People preferred e-mailing articles with positive rather than negative themes, and they liked to send long articles on intellectually challenging topics.
Perhaps most of all, readers wanted to share articles that inspired awe, an emotion that the researchers investigated after noticing how many science articles made the list. In general, they found, 20 percent of articles that appeared on the Times home page made the list, but the rate rose to 30 percent for science articles, including ones with headlines like “The Promise and Power of RNA.” (I swear, the science staff did nothing to instigate this study, but we definitely don’t mind publicizing the results.)Interesting on one hand, but not very surprising, eh? People are more likely to want to share good news, surprise and inspire their friends with information most of the time - unless it is me emailing my husband a bunch of links to beat him up in a debate...I am a barrel of laughs, why do you ask?.
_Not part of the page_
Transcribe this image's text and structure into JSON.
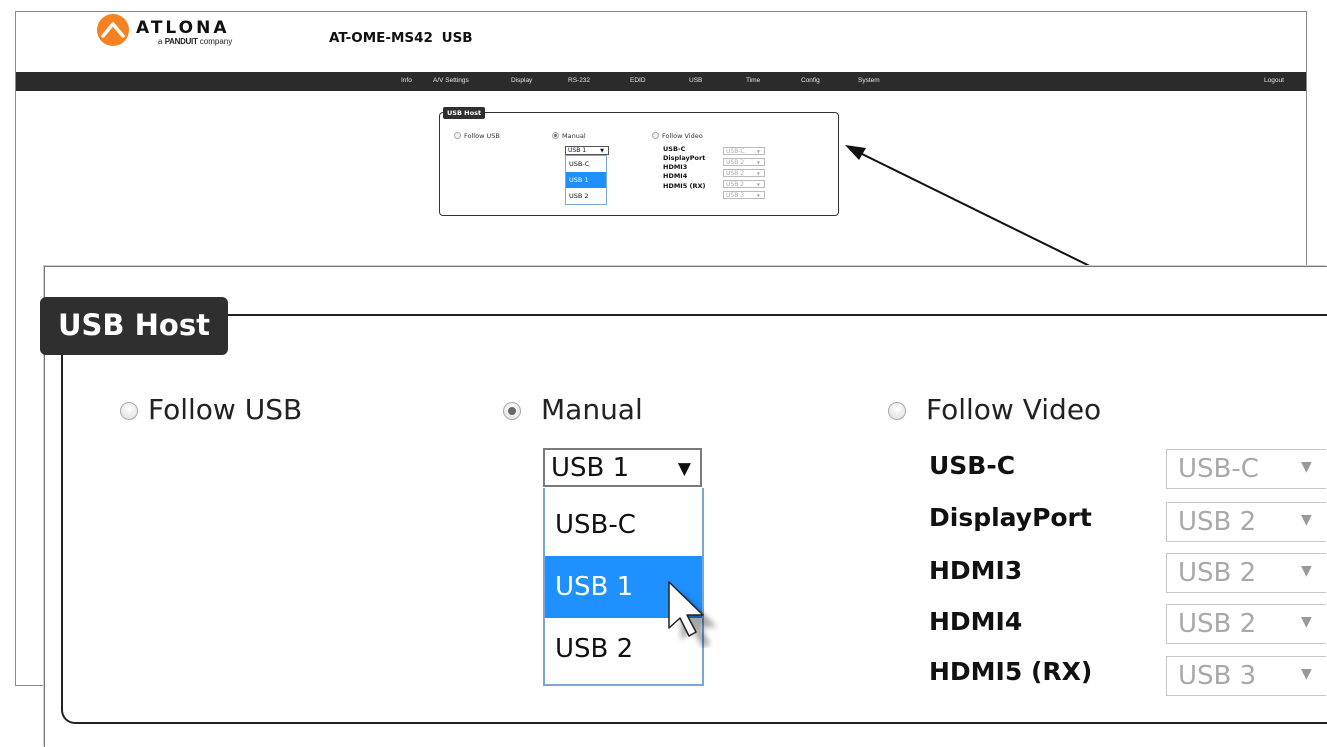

There are a lot of lessons in this to not just bloggers, but to investors in social media - a sunny disposition that also disburses knowledge? Social media gold!